He grew up in North Lincolnshire and read Physics at University College London. He started research working on galaxy dynamics in Cambridge in the 1970s after which he moved to California before spending 6 years on the staff of the US National Observatory in Tucson, Arizona. As part of the “7 Samurai” team he worked out a new way of measuring the distances to galaxies and discovered the “Great Attractor”, a huge concentration of galaxy clusters in the southern sky. He moved to Oxford in 1988 to lead the UK's participation in the construction of the 8m Gemini telescopes in Hawaii and Chile. In 1994 he took up the post of Professor of Astronomy at Durham University returning to Oxford in 2002 where he was Chairman of the Physics Department and then Head of Astrophysics. He is the founding Director of the Hintze Centre for Astrophysical Surveys. He was elected President of the European Astronomical Society in 2017. He is a Fellow of University College London and holds an Honorary Degree from Claude Bernard University in Lyon, France, and is a member of the Academia Europaea. He was awarded the Hoyle Medal by the Institute of Physics in 2021 for seminal contributions to understanding the nature and evolution of early-type galaxies and developing their use as cosmological probes.
Nicholas James (Peru 2018)
Dr Nicholas James is Director of Studies in Social Anthropology at Magdalene College, Cambridge.
He has worked on the archaeology and history of indigenous American traditions, including Inca imperialism, throughout his career. He sees this itinerary, which includes several fascinating pre-Inca sites not normally visited on a trip to Peru, as an opportunity to explore and assess the history of the region’s inhabitants and their relationship with the landscape over the millennia. Dr James, a veteran of Latin American tours, will give a series of short and informal lectures during the trip and be on hand to highlight and discuss the latest research both in his department at Cambridge and on the areas visited.
Alex Herrera (Colombia 2018)
Dr Alexander Herrera (Cantab.) is Associate Professor at the Department of Art History, Universidad de los Andes, Colombia.
Alex Herrera knows all of Colombia’s archaeological parks and is well acquainted with the cultures and history of the broader region. He regularly leads study trips, directs research on collections, and brings together artists and scholars at specialist meetings.

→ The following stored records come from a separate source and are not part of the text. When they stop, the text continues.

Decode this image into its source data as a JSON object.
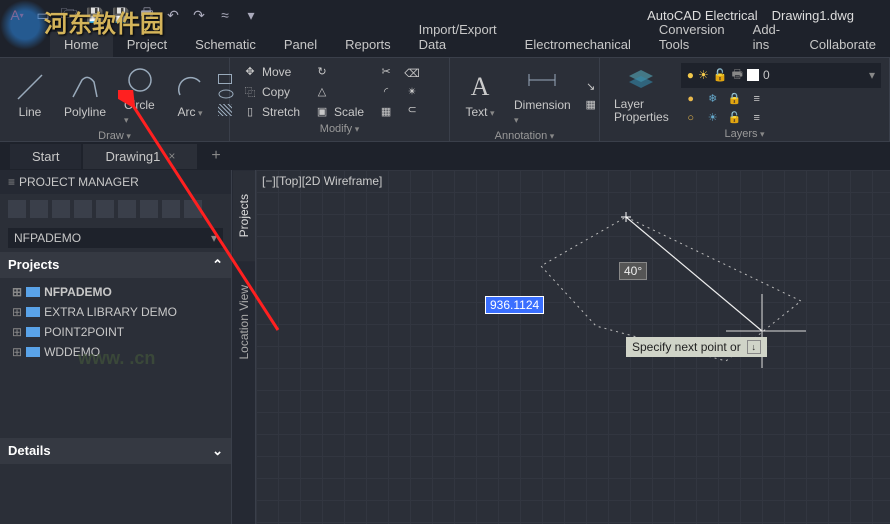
{
  "app": {
    "product": "AutoCAD Electrical",
    "docname": "Drawing1.dwg"
  },
  "ribbon_tabs": [
    "Home",
    "Project",
    "Schematic",
    "Panel",
    "Reports",
    "Import/Export Data",
    "Electromechanical",
    "Conversion Tools",
    "Add-ins",
    "Collaborate"
  ],
  "ribbon_active_tab": 0,
  "panels": {
    "draw": {
      "title": "Draw",
      "line": "Line",
      "polyline": "Polyline",
      "circle": "Circle",
      "arc": "Arc"
    },
    "modify": {
      "title": "Modify",
      "move": "Move",
      "copy": "Copy",
      "stretch": "Stretch",
      "rotate_icon": "↻",
      "mirror_icon": "⇲",
      "scale": "Scale"
    },
    "annotation": {
      "title": "Annotation",
      "text": "Text",
      "dimension": "Dimension"
    },
    "layers": {
      "title": "Layers",
      "properties": "Layer\nProperties",
      "combo_value": "0"
    }
  },
  "doc_tabs": {
    "start": "Start",
    "drawing": "Drawing1"
  },
  "project_manager": {
    "title": "PROJECT MANAGER",
    "combo": "NFPADEMO",
    "projects_label": "Projects",
    "tree": [
      "NFPADEMO",
      "EXTRA LIBRARY DEMO",
      "POINT2POINT",
      "WDDEMO"
    ],
    "details_label": "Details"
  },
  "side_tabs": {
    "projects": "Projects",
    "location": "Location View"
  },
  "canvas": {
    "viewport": "[−][Top][2D Wireframe]",
    "dim_value": "936.1124",
    "angle_value": "40°",
    "tooltip": "Specify next point or"
  },
  "watermark": {
    "chinese": "河东软件园",
    "url": "www.         .cn"
  }
}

A Cambridge graduate, he specialises in the prehistory of the central Andes region from a socio-ecologic perspective, having conducted field research in Bolivia, Peru and Colombia. He is currently writing Water Ancestors and Memory, a summary of 15 years’ work on the technical and symbolic dimensions of water management. He has also been working to apply knowledge derived from ancient techniques to rural development today. Alex is an engaging and inspiring guide to fascinating and little-visited cultures and regions.